*** EXTRACTED RECORDS ***

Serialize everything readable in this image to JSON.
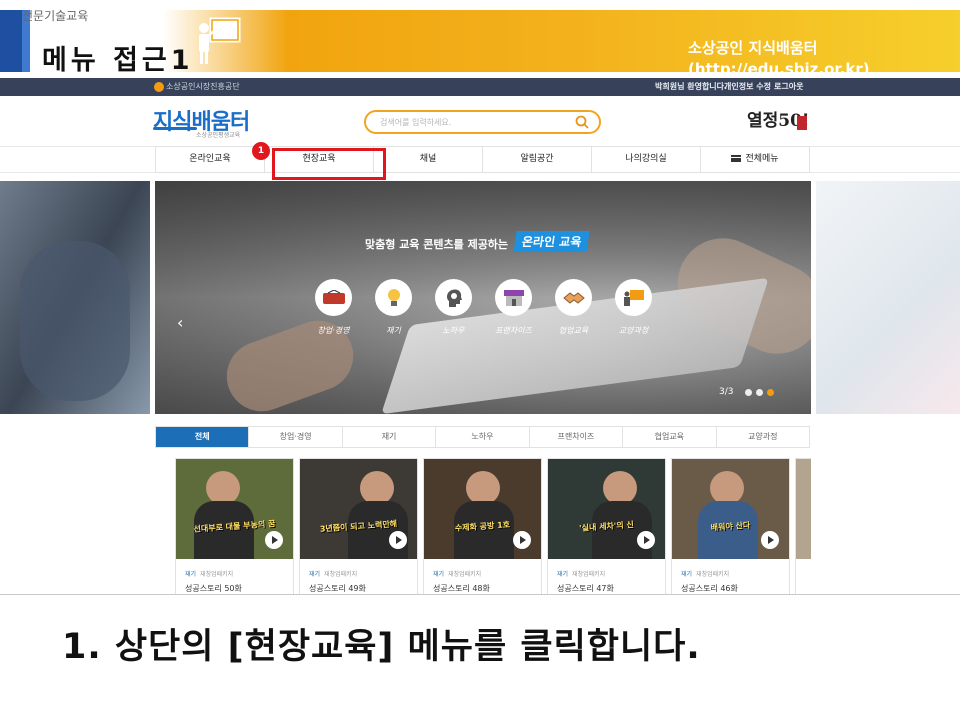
{
  "slide": {
    "sup_label": "전문기술교육",
    "title": "메뉴   접근1",
    "right_text": "소상공인 지식배움터(http://edu.sbiz.or.kr)",
    "instruction": "1. 상단의 [현장교육] 메뉴를 클릭합니다."
  },
  "site": {
    "topbar": {
      "brand": "소상공인시장진흥공단",
      "welcome": "박희원님 환영합니다.",
      "edit_profile": "개인정보 수정",
      "logout": "로그아웃"
    },
    "logo": {
      "name": "지식배움터",
      "subtitle": "소상공인평생교육"
    },
    "search": {
      "placeholder": "검색어를 입력하세요."
    },
    "slogan": "열정50!",
    "nav": [
      {
        "label": "온라인교육"
      },
      {
        "label": "현장교육"
      },
      {
        "label": "채널"
      },
      {
        "label": "알림공간"
      },
      {
        "label": "나의강의실"
      },
      {
        "label": "전체메뉴"
      }
    ],
    "highlight_badge": "1",
    "banner": {
      "lead": "맞춤형 교육 콘텐츠를 제공하는",
      "tag": "온라인 교육",
      "icons": [
        {
          "label": "창업·경영",
          "icon": "open-sign-icon"
        },
        {
          "label": "재기",
          "icon": "lightbulb-icon"
        },
        {
          "label": "노하우",
          "icon": "head-gear-icon"
        },
        {
          "label": "프랜차이즈",
          "icon": "storefront-icon"
        },
        {
          "label": "협업교육",
          "icon": "handshake-icon"
        },
        {
          "label": "교양과정",
          "icon": "presentation-icon"
        }
      ],
      "page": "3/3"
    },
    "tabs": [
      "전체",
      "창업·경영",
      "재기",
      "노하우",
      "프랜차이즈",
      "협업교육",
      "교양과정"
    ],
    "cards": [
      {
        "caption": "선대부로 대물 부농의 꿈",
        "cat": "재기",
        "sub": "재창업패키지",
        "title": "성공스토리 50화",
        "bg": "#5e6b3a"
      },
      {
        "caption": "3년쯤이 되고 노력만해",
        "cat": "재기",
        "sub": "재창업패키지",
        "title": "성공스토리 49화",
        "bg": "#3d3a35"
      },
      {
        "caption": "수제화 공방 1호",
        "cat": "재기",
        "sub": "재창업패키지",
        "title": "성공스토리 48화",
        "bg": "#4a3b2c"
      },
      {
        "caption": "'실내 세차'의 신",
        "cat": "재기",
        "sub": "재창업패키지",
        "title": "성공스토리 47화",
        "bg": "#2f3a36"
      },
      {
        "caption": "배워야 산다",
        "cat": "재기",
        "sub": "재창업패키지",
        "title": "성공스토리 46화",
        "bg": "#6a5a48"
      }
    ]
  }
}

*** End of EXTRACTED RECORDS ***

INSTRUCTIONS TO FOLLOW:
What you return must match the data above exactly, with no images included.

TASK OUTPUT:
Serialize everything readable in this image to JSON.
{
  "slide": {
    "sup_label": "전문기술교육",
    "title": "메뉴   접근1",
    "right_text": "소상공인 지식배움터(http://edu.sbiz.or.kr)",
    "instruction": "1. 상단의 [현장교육] 메뉴를 클릭합니다."
  },
  "site": {
    "topbar": {
      "brand": "소상공인시장진흥공단",
      "welcome": "박희원님 환영합니다.",
      "edit_profile": "개인정보 수정",
      "logout": "로그아웃"
    },
    "logo": {
      "name": "지식배움터",
      "subtitle": "소상공인평생교육"
    },
    "search": {
      "placeholder": "검색어를 입력하세요."
    },
    "slogan": "열정50!",
    "nav": [
      {
        "label": "온라인교육"
      },
      {
        "label": "현장교육"
      },
      {
        "label": "채널"
      },
      {
        "label": "알림공간"
      },
      {
        "label": "나의강의실"
      },
      {
        "label": "전체메뉴"
      }
    ],
    "highlight_badge": "1",
    "banner": {
      "lead": "맞춤형 교육 콘텐츠를 제공하는",
      "tag": "온라인 교육",
      "icons": [
        {
          "label": "창업·경영",
          "icon": "open-sign-icon"
        },
        {
          "label": "재기",
          "icon": "lightbulb-icon"
        },
        {
          "label": "노하우",
          "icon": "head-gear-icon"
        },
        {
          "label": "프랜차이즈",
          "icon": "storefront-icon"
        },
        {
          "label": "협업교육",
          "icon": "handshake-icon"
        },
        {
          "label": "교양과정",
          "icon": "presentation-icon"
        }
      ],
      "page": "3/3"
    },
    "tabs": [
      "전체",
      "창업·경영",
      "재기",
      "노하우",
      "프랜차이즈",
      "협업교육",
      "교양과정"
    ],
    "cards": [
      {
        "caption": "선대부로 대물 부농의 꿈",
        "cat": "재기",
        "sub": "재창업패키지",
        "title": "성공스토리 50화",
        "bg": "#5e6b3a"
      },
      {
        "caption": "3년쯤이 되고 노력만해",
        "cat": "재기",
        "sub": "재창업패키지",
        "title": "성공스토리 49화",
        "bg": "#3d3a35"
      },
      {
        "caption": "수제화 공방 1호",
        "cat": "재기",
        "sub": "재창업패키지",
        "title": "성공스토리 48화",
        "bg": "#4a3b2c"
      },
      {
        "caption": "'실내 세차'의 신",
        "cat": "재기",
        "sub": "재창업패키지",
        "title": "성공스토리 47화",
        "bg": "#2f3a36"
      },
      {
        "caption": "배워야 산다",
        "cat": "재기",
        "sub": "재창업패키지",
        "title": "성공스토리 46화",
        "bg": "#6a5a48"
      }
    ]
  }
}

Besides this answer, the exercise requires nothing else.